Saturday 23 February 2013

How will South Korea Implement fair use?

In 2012, the Korean Copyright Act was amended to include the general provision of a fair use. The newly introduced article 35-3 (Fair Use of Copyrighted Material)  states that 

“the copyrighted work may be used, among other things, for reporting, criticism, education, and research.”  

Article 35-3.2 lists factors to be used to determine if a use is fair (which seem similar to the fair use factors listed in section 107 of the U.S. Copyright Act): 

"In determining whether art. 35-3(1) above applies to a use of copyrighted work, the following factors must be considered: the purpose and character of the use, including whether such use is of a commercial nature or is of a non profit nature; the type or purpose of the copyrighted work; the amount and importance of the portion used in relation to the copyrighted work as a whole; the effect of the use of the copyrighted work upon the current market or the current value of the copyrighted work or on the potential market or the potential value of the copyrighted work."

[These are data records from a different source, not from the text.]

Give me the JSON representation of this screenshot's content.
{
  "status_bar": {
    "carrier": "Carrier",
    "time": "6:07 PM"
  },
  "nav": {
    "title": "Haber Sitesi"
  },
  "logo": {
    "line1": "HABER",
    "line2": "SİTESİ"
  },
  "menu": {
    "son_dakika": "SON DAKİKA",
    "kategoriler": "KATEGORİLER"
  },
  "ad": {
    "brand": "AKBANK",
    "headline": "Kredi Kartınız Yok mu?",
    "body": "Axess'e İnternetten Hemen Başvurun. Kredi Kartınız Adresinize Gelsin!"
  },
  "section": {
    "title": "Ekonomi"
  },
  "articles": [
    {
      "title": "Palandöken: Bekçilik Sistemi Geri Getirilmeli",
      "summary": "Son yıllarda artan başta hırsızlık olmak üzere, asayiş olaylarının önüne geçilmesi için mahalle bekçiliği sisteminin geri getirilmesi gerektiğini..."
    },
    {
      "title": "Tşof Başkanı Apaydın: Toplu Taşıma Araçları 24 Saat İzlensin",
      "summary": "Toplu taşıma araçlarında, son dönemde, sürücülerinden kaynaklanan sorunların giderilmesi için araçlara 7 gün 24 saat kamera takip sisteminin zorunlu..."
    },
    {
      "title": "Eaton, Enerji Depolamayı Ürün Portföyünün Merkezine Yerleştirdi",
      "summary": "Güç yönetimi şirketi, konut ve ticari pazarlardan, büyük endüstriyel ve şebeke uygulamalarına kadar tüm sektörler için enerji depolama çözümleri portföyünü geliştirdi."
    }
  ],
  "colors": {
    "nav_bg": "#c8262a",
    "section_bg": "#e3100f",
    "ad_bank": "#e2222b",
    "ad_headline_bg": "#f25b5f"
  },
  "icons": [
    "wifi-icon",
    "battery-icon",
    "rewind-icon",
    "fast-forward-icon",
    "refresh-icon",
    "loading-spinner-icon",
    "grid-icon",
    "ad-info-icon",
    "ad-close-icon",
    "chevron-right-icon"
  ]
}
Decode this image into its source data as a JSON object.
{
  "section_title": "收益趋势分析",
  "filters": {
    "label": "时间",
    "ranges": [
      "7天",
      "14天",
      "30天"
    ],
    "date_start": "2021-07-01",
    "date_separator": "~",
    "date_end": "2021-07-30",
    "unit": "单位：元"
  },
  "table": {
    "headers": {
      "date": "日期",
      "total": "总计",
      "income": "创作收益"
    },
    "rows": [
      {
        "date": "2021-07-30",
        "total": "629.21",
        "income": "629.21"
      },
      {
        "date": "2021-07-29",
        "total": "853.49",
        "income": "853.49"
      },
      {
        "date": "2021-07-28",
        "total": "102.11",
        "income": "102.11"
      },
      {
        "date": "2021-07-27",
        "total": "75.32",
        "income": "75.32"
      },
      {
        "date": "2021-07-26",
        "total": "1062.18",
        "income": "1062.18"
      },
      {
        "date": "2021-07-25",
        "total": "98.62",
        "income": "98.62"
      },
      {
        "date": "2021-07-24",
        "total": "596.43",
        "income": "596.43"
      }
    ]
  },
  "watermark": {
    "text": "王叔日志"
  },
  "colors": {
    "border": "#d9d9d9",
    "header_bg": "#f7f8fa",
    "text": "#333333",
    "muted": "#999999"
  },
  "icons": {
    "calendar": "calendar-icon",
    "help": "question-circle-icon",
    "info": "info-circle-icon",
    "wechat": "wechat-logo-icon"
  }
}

But as a new provision there are, of course, no precedents to guide those wanting to rely on fair use in Korea - as yet - but there have been a number of decisions  concerning Article 28 of Korean Copyright Act (Quotations from Work Made Public) which has been used to recognise exceptions and limitations to Copyright. By way of reference, Article 28 provides:

"It shall be permissible to make quotations from a work already made public; provided that they are within a reasonable limit for news reporting, criticism, education, and research, etc. and compatible with fair practices."

Two leading Korean cases concerning Article 28 could well have an impact on the futire of  fair use. The first concerns a search engine that provided thumbnail images. In that case, The Supreme Court of Korea [Supreme Court of Korea, Decision 2005 Do 7793 (2006)] held that the use of the images were within the meaning of "fair practices" pursuant to Article 28.  The Court found that, to determine whether a particular use is compatible with fair practices, courts should consider various factors including the purpose of the use, the type of the copyrighted work, the content and the amount of the portion used, and whether the copyrighted work could replace the demand of the original work

The second case concerns user generated content (“UGC”). Here the plaintiff uploaded a recording of his 5 years old daughter singing and dancing of the popular Korean song ‘Crazy,’ by Son Dam Bi, to his blog.  The internet blog provider, the defendant in the case, blocked the Plaintiff's blog at the request of the Music Copyright Association of Korea, a second defendant.  The court [Seoul Southern District Court, Decision 2009 GaHap 18800 (2010)] held that the plaintiff should be allowed to upload the content pursuant to Article 28, and citing an earlier Supreme Court decision [Supreme Court of Korea, Decision 97 Da 34839 (1998)] the District Court found that the purpose of quotation cannot be limited to news reporting, criticism, education, and research. 

The case somewhat reminded me of the 2007  ''Prince v Dancing Baby" case in the USA where Universal Music received much criticism for attempting to sue a mother who uploaded a clip of her baby dancing to Prince's 'Lets Go Crazy' onto YouTube. UMC issued a takedown notice for infringement of their sound recording rights, but in 2010 a District Court granted partial summary judgment to the mother allowing fair use -saying that UMC should have considered this before issuing a takedown notice, and would have to show bad faith to prevail, 

The Korean precedents perhaps indicate that the courts in Korea might well be prepared to adopt a flexible approach to the new exceptions to copyright - hopefully moulding the new legislation into a workable framework for the digital age.

Please take a look at the excellent article by Jaewoo Cho  InfoJustice website here

1 comment:

Eoin said...

The full text of the Copyright Act, 1957 as amended up to an including Act No. 11110 of December 2, 2011 (which provides inter alia for fair use) is available on the WIPO website at: